When I was lying in my bed one June night, I heard a little voice outside my window. “Let the sunshine in,” it sang. It sounded like a little girl. Being only nine, I was curious. I poked my head outside. Just a normal night. Nobody out there. Confused, I closed the window and lay back down.
For no reason, I looked at the clock. It read 2:37 am. I was just drifting off to sleep when I heard a car pulling into our driveway. Then I heard it again, that distinctive voice singing, “Let the sunshine in.” Now a bit worried, I wrapped my bathrobe around myself and tiptoed downstairs.
The house was silent but I noticed something on the couch. Walking toward it, I could see it was a sheet of paper. Picking it up, I realized it was blank, all except for one thing at the top of the page. It looked like a child’s drawing of a long black car. Beneath it was the word “Let” written in vibrant red ink. I picked it up and stuffed it in my pocket. I could deal with it later. Besides, it was Pajama Day tomorrow at school.
Walking toward the stairs, I suddenly remembered what I had come down to investigate. I looked out the window. No car in the driveway. Maybe I had imagined it. Yawning, I clomped back up the stairs to my room, when I heard it yet again, singing the same thing: “Let The Sunshine In,” I shrugged it off. Just a dream.
In the week following, I woke up suddenly one night having to go to the bathroom. Stretching, I pulled on my bathrobe. Then I noticed the paper was gone. What? I knew there was a paper in there. Just that night, I had looked at it before stuffing it back into my pocket. Suddenly worried, I rushed downstairs. What was happening?
When I reached the couch, I realized the paper was sitting on it. I picked it up and gasped. The car was a bit clearer, now more like a detailed drawing by a teen. And below it were two words written in red ink: “Let” and “The.” And at that moment, that little voice sang again, “Let The Sunshine In,” I ran upstairs to my room, bringing the paper.
I was very scared now. Looking behind me, I put the paper in the toy safe I had gotten two months ago at the Book Fair, then locked it. Nobody could get it now. But still, when I was falling asleep, I heard a little voice sing eerily, “Let The Sunshine In.”
Five months later, I was woken up in the night by a voice, yet again. “Let The Sunshine In,” it sang. I bolted upright and looked at my safe. Was the paper still there? I got up with shaking legs, and unlocked the safe. The moonlight bounced off the empty plastic insides. Nothing was there. I ran downstairs, skidding a little. Sure enough, there was the paper on the couch.
But this time, the car was beginning to look even more like a photograph, and it now read, “Let The Sunshine In,” still in that red color. I grabbed it and ripped it apart. Gathering the remnants, I flushed them down the toilet. As I was tiptoeing back up the stairs, that same little voice sang again, “Let The Sunshine In.”

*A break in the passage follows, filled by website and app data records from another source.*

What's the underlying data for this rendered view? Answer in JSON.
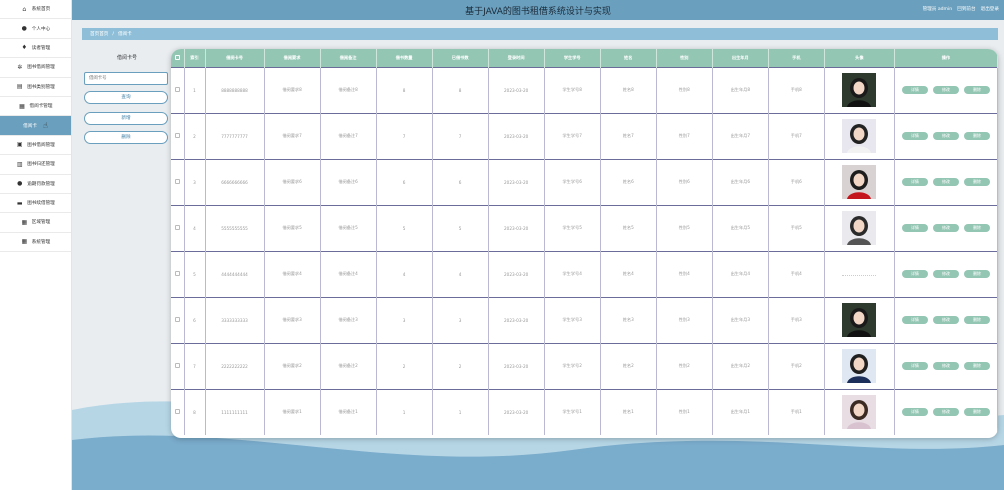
{
  "sidebar": {
    "items": [
      {
        "label": "系统首页",
        "icon": "home-icon",
        "glyph": "⌂"
      },
      {
        "label": "个人中心",
        "icon": "person-icon",
        "glyph": "●"
      },
      {
        "label": "读者管理",
        "icon": "location-pin-icon",
        "glyph": "♦"
      },
      {
        "label": "图书借阅管理",
        "icon": "settings-icon",
        "glyph": "✲"
      },
      {
        "label": "图书类别管理",
        "icon": "list-icon",
        "glyph": "▤"
      },
      {
        "label": "借阅卡管理",
        "icon": "grid-icon",
        "glyph": "▦"
      },
      {
        "label": "借阅卡",
        "icon": "",
        "glyph": "",
        "active": true
      },
      {
        "label": "图书借阅管理",
        "icon": "book-icon",
        "glyph": "▣"
      },
      {
        "label": "图书归还管理",
        "icon": "bar-chart-icon",
        "glyph": "▥"
      },
      {
        "label": "逾期罚款管理",
        "icon": "user-icon",
        "glyph": "●"
      },
      {
        "label": "图书续借管理",
        "icon": "folder-icon",
        "glyph": "▬"
      },
      {
        "label": "区域管理",
        "icon": "grid-icon",
        "glyph": "▦"
      },
      {
        "label": "系统管理",
        "icon": "grid-icon",
        "glyph": "▦"
      }
    ]
  },
  "header": {
    "title": "基于JAVA的图书租借系统设计与实现",
    "user": "管理员 admin",
    "back_label": "回到前台",
    "logout_label": "退出登录"
  },
  "breadcrumb": {
    "home": "首页首页",
    "sep": "/",
    "current": "借阅卡"
  },
  "search": {
    "label": "借阅卡号",
    "placeholder": "借阅卡号",
    "query_label": "查询",
    "add_label": "新增",
    "delete_label": "删除"
  },
  "table": {
    "columns": [
      "",
      "索引",
      "借阅卡号",
      "借阅要求",
      "借阅备注",
      "借书数量",
      "已借书数",
      "登录时间",
      "学生学号",
      "姓名",
      "性别",
      "出生年月",
      "手机",
      "头像",
      "操作"
    ],
    "rows": [
      {
        "index": "1",
        "card": "8888888888",
        "req": "借阅要求8",
        "note": "借阅备注8",
        "count": "8",
        "borrowed": "8",
        "date": "2023-03-20",
        "sid": "学生学号8",
        "name": "姓名8",
        "sex": "性别8",
        "birth": "出生年月8",
        "phone": "手机8",
        "avatar": "a"
      },
      {
        "index": "2",
        "card": "7777777777",
        "req": "借阅要求7",
        "note": "借阅备注7",
        "count": "7",
        "borrowed": "7",
        "date": "2023-03-20",
        "sid": "学生学号7",
        "name": "姓名7",
        "sex": "性别7",
        "birth": "出生年月7",
        "phone": "手机7",
        "avatar": "b"
      },
      {
        "index": "3",
        "card": "6666666666",
        "req": "借阅要求6",
        "note": "借阅备注6",
        "count": "6",
        "borrowed": "6",
        "date": "2023-03-20",
        "sid": "学生学号6",
        "name": "姓名6",
        "sex": "性别6",
        "birth": "出生年月6",
        "phone": "手机6",
        "avatar": "c"
      },
      {
        "index": "4",
        "card": "5555555555",
        "req": "借阅要求5",
        "note": "借阅备注5",
        "count": "5",
        "borrowed": "5",
        "date": "2023-03-20",
        "sid": "学生学号5",
        "name": "姓名5",
        "sex": "性别5",
        "birth": "出生年月5",
        "phone": "手机5",
        "avatar": "d"
      },
      {
        "index": "5",
        "card": "4444444444",
        "req": "借阅要求4",
        "note": "借阅备注4",
        "count": "4",
        "borrowed": "4",
        "date": "2023-03-20",
        "sid": "学生学号4",
        "name": "姓名4",
        "sex": "性别4",
        "birth": "出生年月4",
        "phone": "手机4",
        "avatar": ""
      },
      {
        "index": "6",
        "card": "3333333333",
        "req": "借阅要求3",
        "note": "借阅备注3",
        "count": "3",
        "borrowed": "3",
        "date": "2023-03-20",
        "sid": "学生学号3",
        "name": "姓名3",
        "sex": "性别3",
        "birth": "出生年月3",
        "phone": "手机3",
        "avatar": "a"
      },
      {
        "index": "7",
        "card": "2222222222",
        "req": "借阅要求2",
        "note": "借阅备注2",
        "count": "2",
        "borrowed": "2",
        "date": "2023-03-20",
        "sid": "学生学号2",
        "name": "姓名2",
        "sex": "性别2",
        "birth": "出生年月2",
        "phone": "手机2",
        "avatar": "e"
      },
      {
        "index": "8",
        "card": "1111111111",
        "req": "借阅要求1",
        "note": "借阅备注1",
        "count": "1",
        "borrowed": "1",
        "date": "2023-03-20",
        "sid": "学生学号1",
        "name": "姓名1",
        "sex": "性别1",
        "birth": "出生年月1",
        "phone": "手机1",
        "avatar": "f"
      }
    ],
    "actions": {
      "detail": "详情",
      "edit": "修改",
      "delete": "删除"
    }
  },
  "colors": {
    "accent": "#6a9fbd",
    "table_header": "#94c6b4",
    "wave_dark": "#7aaccb",
    "wave_light": "#b6d6e6"
  }
}
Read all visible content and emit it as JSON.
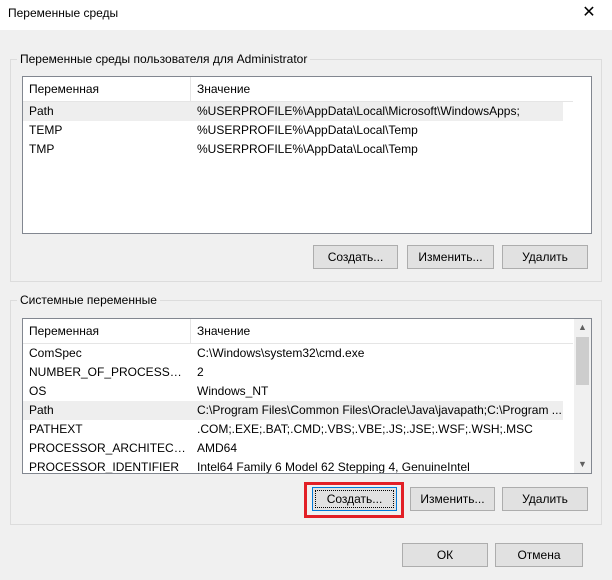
{
  "window": {
    "title": "Переменные среды",
    "close_icon": "close-icon"
  },
  "user_group": {
    "legend": "Переменные среды пользователя для Administrator",
    "columns": [
      "Переменная",
      "Значение"
    ],
    "rows": [
      {
        "name": "Path",
        "value": "%USERPROFILE%\\AppData\\Local\\Microsoft\\WindowsApps;"
      },
      {
        "name": "TEMP",
        "value": "%USERPROFILE%\\AppData\\Local\\Temp"
      },
      {
        "name": "TMP",
        "value": "%USERPROFILE%\\AppData\\Local\\Temp"
      }
    ],
    "buttons": {
      "create": "Создать...",
      "edit": "Изменить...",
      "delete": "Удалить"
    }
  },
  "system_group": {
    "legend": "Системные переменные",
    "columns": [
      "Переменная",
      "Значение"
    ],
    "rows": [
      {
        "name": "ComSpec",
        "value": "C:\\Windows\\system32\\cmd.exe"
      },
      {
        "name": "NUMBER_OF_PROCESSORS",
        "value": "2"
      },
      {
        "name": "OS",
        "value": "Windows_NT"
      },
      {
        "name": "Path",
        "value": "C:\\Program Files\\Common Files\\Oracle\\Java\\javapath;C:\\Program ..."
      },
      {
        "name": "PATHEXT",
        "value": ".COM;.EXE;.BAT;.CMD;.VBS;.VBE;.JS;.JSE;.WSF;.WSH;.MSC"
      },
      {
        "name": "PROCESSOR_ARCHITECTURE",
        "value": "AMD64"
      },
      {
        "name": "PROCESSOR_IDENTIFIER",
        "value": "Intel64 Family 6 Model 62 Stepping 4, GenuineIntel"
      }
    ],
    "buttons": {
      "create": "Создать...",
      "edit": "Изменить...",
      "delete": "Удалить"
    }
  },
  "footer": {
    "ok": "ОК",
    "cancel": "Отмена"
  },
  "colors": {
    "highlight": "#e21f26",
    "selected_row": "#eeeeee",
    "background": "#f0f0f0"
  }
}
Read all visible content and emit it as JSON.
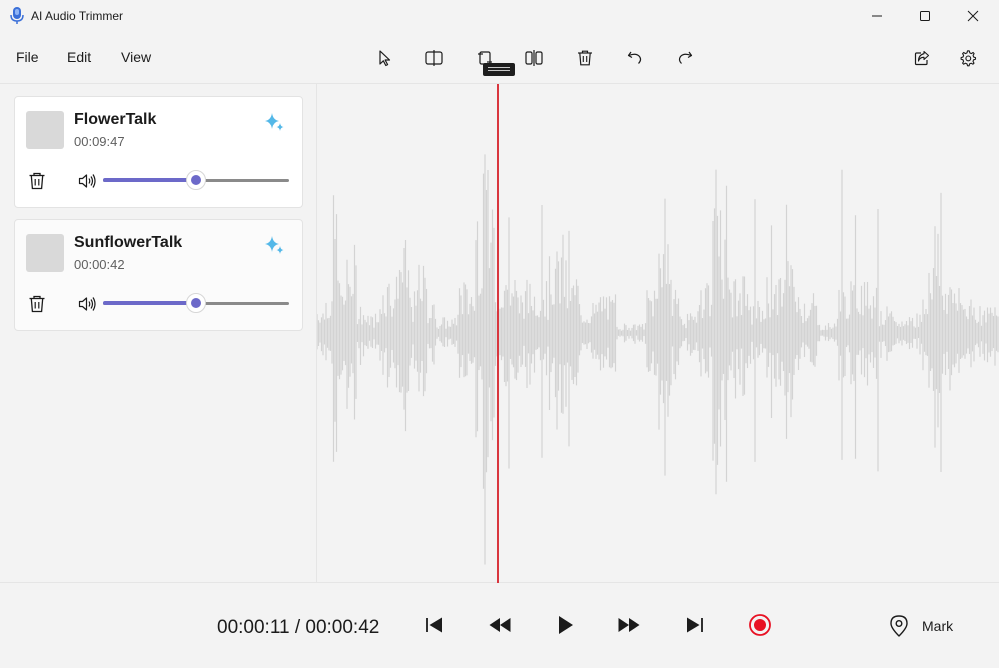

The next night, I was afraid of falling asleep. After two hours of tossing and turning, I heard something. “Let The Sunshine In,” sang a little voice I knew all too well. I threw my bathrobe on and raced downstairs. On the couch was the paper, looking like new. With quivering hands, I picked it up. Underneath a picture of a shiny, long black car were four words written in blood-red ink: “Let The Sunshine In.” I stuck it in my pocket, getting more and more scared.
I ran up to my parents’ room, screaming and crying. My dad was away on a business trip, so I rushed to my mom’s side of the bed and shook her. She didn’t move. That’s when I noticed the sentence “Let The Sunshine In” etched into her skin with a knife, and the thin line of blood on her neck. I screamed and shook her more. She didn’t react. I flung myself, sobbing, onto her limp body. Finally, after hours of crying, I fell asleep.
I woke up wondering why my bed was so hard and uncomfortable. I glanced down, and saw my mother’s dead body. My eyes grew large and filled with tears as I remembered the events of that last night. Grabbing the phone, I called the cops. “Hello?” I sobbed. “Come quick! I think my mom’s been murdered!”
About fifteen minutes later, a police car pulled up at my house. After asking me some questions, they went upstairs and brought down the body, covered with a sheet. “The hearse will be here soon,” they told me. “Now, did you notice the marks on her face? They look like letters, and say, ‘Let The Sunshine In.’ Do you have any idea…?” I shook my head, still sobbing.
Soon, I heard a car come into the driveway. The policemen were upstairs, looking for evidence. Peeking out the window, I saw a long, shiny black car… the same one as on the sheet of paper! I dug into my pocket, but no paper was there. A little girl and a man who I guessed to be her father got out of the car and walked up to the front door. I let them in.
“Hey, it’s going to be okay,” said the man. He wrapped his arm around me gently. “Don’t worry. You still have your dad, right?” I nodded. “Would you like to hear my daughter sing?” he asked. “It make make you feel better.” I nodded miserably. And that’s when I heard it.
“Let The Sunshine In,” the little girl sang, “Let The Sunshine In…”
The little girl’s voice was identical to the one that had haunted me for all that time.